For today’s engineers, we have to work hard to adjust our way of learning. We must embrace the idea of looking for answers rather than being content with mysteries. We must dramatically increase our level of skepticism, while at the same time honing our ability to find and recognize the truth. We must learn the language of this new, foreign land that is the information age.
The next generation will have the new learning ability. Unlike us, they will not be learning a new language and a new way of thinking. They will have been born and raised in this world of instant access to unreliable information, and they will be able to swim through those waters with a comfort and fluency that we cannot imagine.
3 thoughts on “Learning Ability”
Remember when you had a big ‘ol IC Master book on your desk? You probably use different methods today to gather information – both for your engineering work and for your life in general. Do you think the information age has changed the very nature of learning?
You make a very insightful point about the dramatic change in availability of information.
But your article seems to assume that this is static, and does not go on to look at what further changes may occur. Or perhaps you meant to infer a snapshot of the immediate situation.
For example there is google glasses. What social changes would this bring about–a wearer would never forget anyone’s name as the glasses would display the name and the persons stastics when the person is viewed. And everyone would be photographed everywhere. This next generation may have the same challenges in getting use to a lack of privacy.
Or just as likely there or other things that will bring up more changes just as dramatic.
You open an important debate with the issue of reliability of information. Even published papers from reviewed journals can still have errors in them. One has to seek out two, three or more sources to be sure. Lets hope those brought up Google have gained the ability to assess data and turn it into information. The great thing about engineering is that is usually possible to check the consistency of data -derive the formula yourself, compare different approaches.
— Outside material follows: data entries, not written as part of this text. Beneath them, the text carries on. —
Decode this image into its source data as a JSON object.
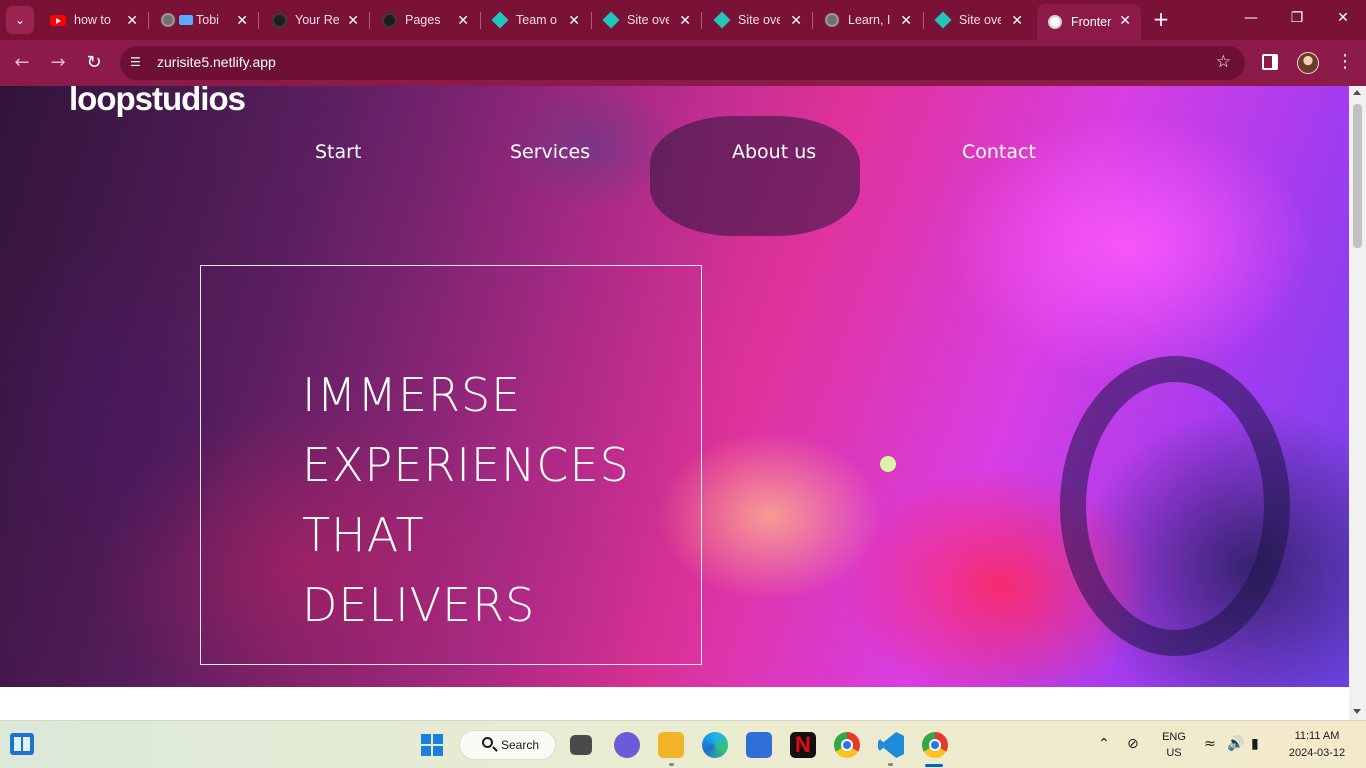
{
  "browser": {
    "tabs": [
      {
        "title": "how to",
        "icon": "youtube-icon"
      },
      {
        "title": "Tobi",
        "icon": "globe-icon"
      },
      {
        "title": "Your Re",
        "icon": "github-icon"
      },
      {
        "title": "Pages",
        "icon": "github-icon"
      },
      {
        "title": "Team o",
        "icon": "netlify-icon"
      },
      {
        "title": "Site ove",
        "icon": "netlify-icon"
      },
      {
        "title": "Site ove",
        "icon": "netlify-icon"
      },
      {
        "title": "Learn, I",
        "icon": "globe-icon"
      },
      {
        "title": "Site ove",
        "icon": "netlify-icon"
      },
      {
        "title": "Fronter",
        "icon": "moon-icon"
      }
    ],
    "active_tab_index": 9,
    "url": "zurisite5.netlify.app",
    "accent_color": "#8c1b4a",
    "tabstrip_color": "#7a1238"
  },
  "page": {
    "logo": "loopstudios",
    "nav": [
      "Start",
      "Services",
      "About us",
      "Contact"
    ],
    "hero_lines": [
      "IMMERSE",
      "EXPERIENCES",
      "THAT",
      "DELIVERS"
    ]
  },
  "taskbar": {
    "search_label": "Search",
    "language": "ENG",
    "region": "US",
    "time": "11:11 AM",
    "date": "2024-03-12",
    "apps": [
      "file-explorer-icon",
      "teams-icon",
      "folder-icon",
      "edge-icon",
      "store-icon",
      "netflix-icon",
      "chrome-icon",
      "vscode-icon",
      "chrome-icon"
    ]
  }
}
Again, lets hope the new generation do not fall onto the easy path of taking things as read but that they seek to *understand* the underlying basis of what they find on the internet – not just parrot it.